MASIRE: "Because it is really a spurious question. It has nothing to do with Namibian independence, it is (indistinct) been pulled in for a live measure."
Script is copyright Reuters Limited. All rights reserved
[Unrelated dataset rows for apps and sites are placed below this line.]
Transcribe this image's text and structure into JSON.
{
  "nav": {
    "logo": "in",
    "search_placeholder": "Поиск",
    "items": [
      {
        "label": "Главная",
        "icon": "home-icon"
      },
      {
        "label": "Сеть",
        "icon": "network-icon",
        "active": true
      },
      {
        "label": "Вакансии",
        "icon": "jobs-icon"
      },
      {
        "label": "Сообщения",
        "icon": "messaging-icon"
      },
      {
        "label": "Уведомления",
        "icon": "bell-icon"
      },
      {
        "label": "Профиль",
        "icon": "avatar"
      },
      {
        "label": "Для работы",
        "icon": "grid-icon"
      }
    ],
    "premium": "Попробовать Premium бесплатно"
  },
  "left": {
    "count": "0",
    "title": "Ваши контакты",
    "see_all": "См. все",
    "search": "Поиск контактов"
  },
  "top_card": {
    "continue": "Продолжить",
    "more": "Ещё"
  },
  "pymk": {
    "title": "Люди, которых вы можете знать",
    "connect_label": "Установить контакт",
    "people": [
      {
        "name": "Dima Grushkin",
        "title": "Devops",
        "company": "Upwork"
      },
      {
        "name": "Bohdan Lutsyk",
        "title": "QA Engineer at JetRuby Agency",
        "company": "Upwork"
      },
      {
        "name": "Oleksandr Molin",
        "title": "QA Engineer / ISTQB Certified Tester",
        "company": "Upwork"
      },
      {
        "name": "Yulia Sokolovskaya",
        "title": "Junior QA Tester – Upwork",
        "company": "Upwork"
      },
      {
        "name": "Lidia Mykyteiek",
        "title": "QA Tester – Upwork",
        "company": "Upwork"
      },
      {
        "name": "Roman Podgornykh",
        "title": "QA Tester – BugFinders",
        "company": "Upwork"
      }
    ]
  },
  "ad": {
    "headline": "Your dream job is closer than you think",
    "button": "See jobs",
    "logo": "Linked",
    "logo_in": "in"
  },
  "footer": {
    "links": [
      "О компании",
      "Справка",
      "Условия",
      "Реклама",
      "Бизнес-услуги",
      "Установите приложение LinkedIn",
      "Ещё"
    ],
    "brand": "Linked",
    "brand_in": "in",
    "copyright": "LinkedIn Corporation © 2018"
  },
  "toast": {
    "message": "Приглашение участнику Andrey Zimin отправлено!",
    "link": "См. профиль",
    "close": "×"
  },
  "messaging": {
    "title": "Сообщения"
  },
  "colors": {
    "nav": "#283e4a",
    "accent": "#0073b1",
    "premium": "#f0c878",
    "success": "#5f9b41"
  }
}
Background: Black leaders of Southern African countries have called for international help to combat what they describe as implacable hostility from South Africa. At the end of the one-day Southern African Development Co-ordination Conference (SADCC), held in Maputo, the leaders issued a communique saying the region was fighting for survival in an undeclared war with South Africa. The SADCC comprises Mozambique, Angola, Zimbabwe, Zambia, Malawi, Lesotho, Swaziland, Tanzania and Botswana. Malawi's leader, Dr Hastings Banda, was absent from this year's summit. Under the chairmanship of Botswana President, Quett Masire, the eight heads of state accused the white-ruled South African republic of waging a covert war to keep them economically dependent, to show that black rule was not working end to set up a protective barrier around its borders while crushing internal black dissent. At a news conference President masire stressed that members saw the threat from South Africa as a matter of life and death, fearing their cries for international help were increasingly in vain. In its three years of existence, the SADCC has attracted considerable investment funds from industrialised nations. But they say they've had little response to appeals for the same investors to bring a moderating influence to bear on South Africa. The SADCC's communique said that some nations who sought to improve their relations with South Africa were at the same time supplying South Africa with capital, technology, management skills and weapons with which Pretoria could continue its policy of regional destabilisation. The communique said it was irrational for these countries to invest in regional infrastructure only to see the resources they helped to provide in South Africa destroyed and wasted by South African sabotage. President Masire urged the international community to transfer funds it received from the republic to SADCC countries "in the name of peace" and as an investment in the future. The SADCC was established in 1980 to reduce regional dependence on South Africa.